Ultrasound is a cost-effective, readily available, and non-ionizing modality for musculoskeletal imaging. Though some research groups have pursued methods that involve submerging the transducer and imaged body segment into a water bath, many limitations remain in regards to acquiring an unloaded volumetric image of an entire human limb in a fast, safe, and adequately accurate manner.
Discrete, rapid (i.e., ballistic like) muscle activation patterns have been observed in ankle muscles (i.e., plantar flexors and dorsiflexors) of able-bodied individuals during voluntary posture control.
Most recent studies attribute residual limb pain to peripheral pathological changes of the stump. However, in this paper, we focus on its associations with the residual limb length, usage, as well as the metabolic and functional alterations of the brain.

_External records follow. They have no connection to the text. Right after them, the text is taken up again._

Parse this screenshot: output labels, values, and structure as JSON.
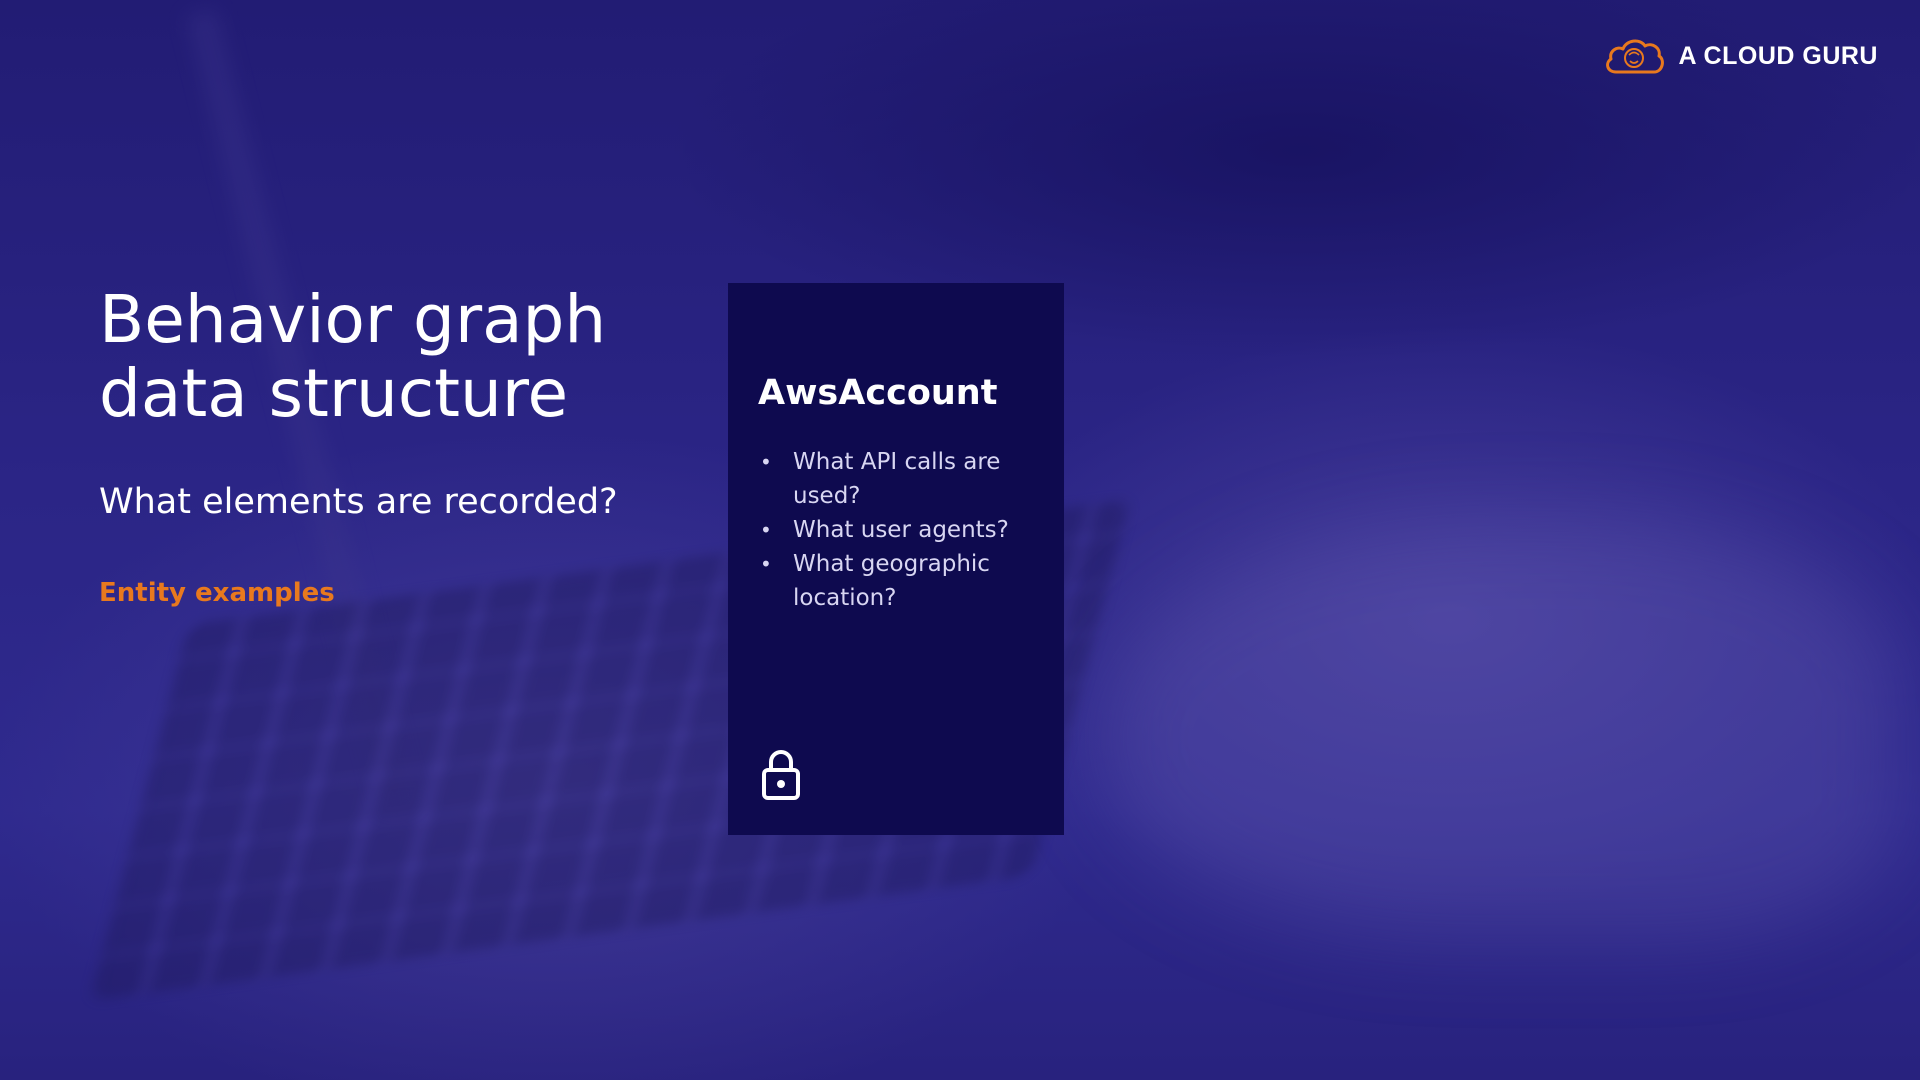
{
  "brand": {
    "name": "A CLOUD GURU",
    "logo_icon": "cloud-icon",
    "accent": "#e8791e"
  },
  "slide": {
    "title_line1": "Behavior graph",
    "title_line2": "data structure",
    "subtitle": "What elements are recorded?",
    "section_label": "Entity examples"
  },
  "card": {
    "title": "AwsAccount",
    "items": [
      "What API calls are used?",
      "What user agents?",
      "What geographic location?"
    ],
    "icon": "lock-icon"
  },
  "colors": {
    "background": "#2a2580",
    "card_background": "#0e0a4f",
    "accent": "#e8791e",
    "text": "#ffffff"
  }
}
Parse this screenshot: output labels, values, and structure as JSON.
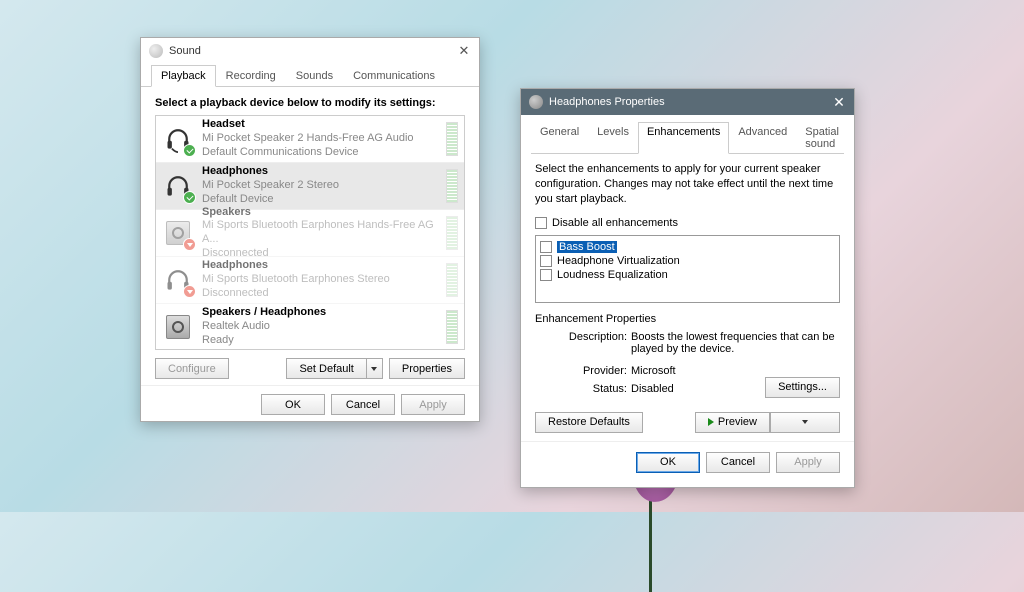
{
  "sound": {
    "title": "Sound",
    "tabs": [
      "Playback",
      "Recording",
      "Sounds",
      "Communications"
    ],
    "active_tab": 0,
    "instruction": "Select a playback device below to modify its settings:",
    "devices": [
      {
        "name": "Headset",
        "sub": "Mi Pocket Speaker 2 Hands-Free AG Audio",
        "status": "Default Communications Device",
        "badge": "green",
        "icon": "headset"
      },
      {
        "name": "Headphones",
        "sub": "Mi Pocket Speaker 2 Stereo",
        "status": "Default Device",
        "badge": "green",
        "icon": "headphones",
        "selected": true
      },
      {
        "name": "Speakers",
        "sub": "Mi Sports Bluetooth Earphones Hands-Free AG A...",
        "status": "Disconnected",
        "badge": "red",
        "icon": "speaker",
        "disabled": true
      },
      {
        "name": "Headphones",
        "sub": "Mi Sports Bluetooth Earphones Stereo",
        "status": "Disconnected",
        "badge": "red",
        "icon": "headphones",
        "disabled": true
      },
      {
        "name": "Speakers / Headphones",
        "sub": "Realtek Audio",
        "status": "Ready",
        "badge": "none",
        "icon": "speaker"
      }
    ],
    "buttons": {
      "configure": "Configure",
      "set_default": "Set Default",
      "properties": "Properties",
      "ok": "OK",
      "cancel": "Cancel",
      "apply": "Apply"
    }
  },
  "props": {
    "title": "Headphones Properties",
    "tabs": [
      "General",
      "Levels",
      "Enhancements",
      "Advanced",
      "Spatial sound"
    ],
    "active_tab": 2,
    "description": "Select the enhancements to apply for your current speaker configuration. Changes may not take effect until the next time you start playback.",
    "disable_all": "Disable all enhancements",
    "enhancements": [
      {
        "label": "Bass Boost",
        "selected": true
      },
      {
        "label": "Headphone Virtualization"
      },
      {
        "label": "Loudness Equalization"
      }
    ],
    "properties_heading": "Enhancement Properties",
    "desc_label": "Description:",
    "desc_value": "Boosts the lowest frequencies that can be played by the device.",
    "provider_label": "Provider:",
    "provider_value": "Microsoft",
    "status_label": "Status:",
    "status_value": "Disabled",
    "settings_btn": "Settings...",
    "restore_btn": "Restore Defaults",
    "preview_btn": "Preview",
    "ok": "OK",
    "cancel": "Cancel",
    "apply": "Apply"
  }
}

Osseointegrated transradial prostheses have the potential to preserve the natural range of wrist rotation, which improves the performance of activities of daily living and reduces compensatory movements that potentially lead to secondary health problems over time.
Lower-limb amputees typically experience reduced mobility and higher metabolic rates than non-amputees. It may be possible to improve their mobility and metabolic rate with an optimized robotic prosthesis.
This paper aimed to develop a novel electromyography (EMG)-based neural-machine interface (NMI) that is user-generic for continuously predicting coordinated motion between metacarpophalangeal (MCP) and wrist flexion/extension.
Developing an artificial arm with functions equivalent to those of the human arm is one of the challenging goals of bioengineering. State-of-the-art prostheses lack several degrees of freedom and force the individuals to compensate for them by means of compensatory movements, which often result in residual limb pain and overuse syndromes.
Partial hand amputation is by far the most common type of amputation worldwide. Nevertheless, regardless of their potential clinical and socioeconomic impact, battery-powered partial hand prostheses, namely, powered digits, have modestly progressed so far, and very few clinical solutions are available today.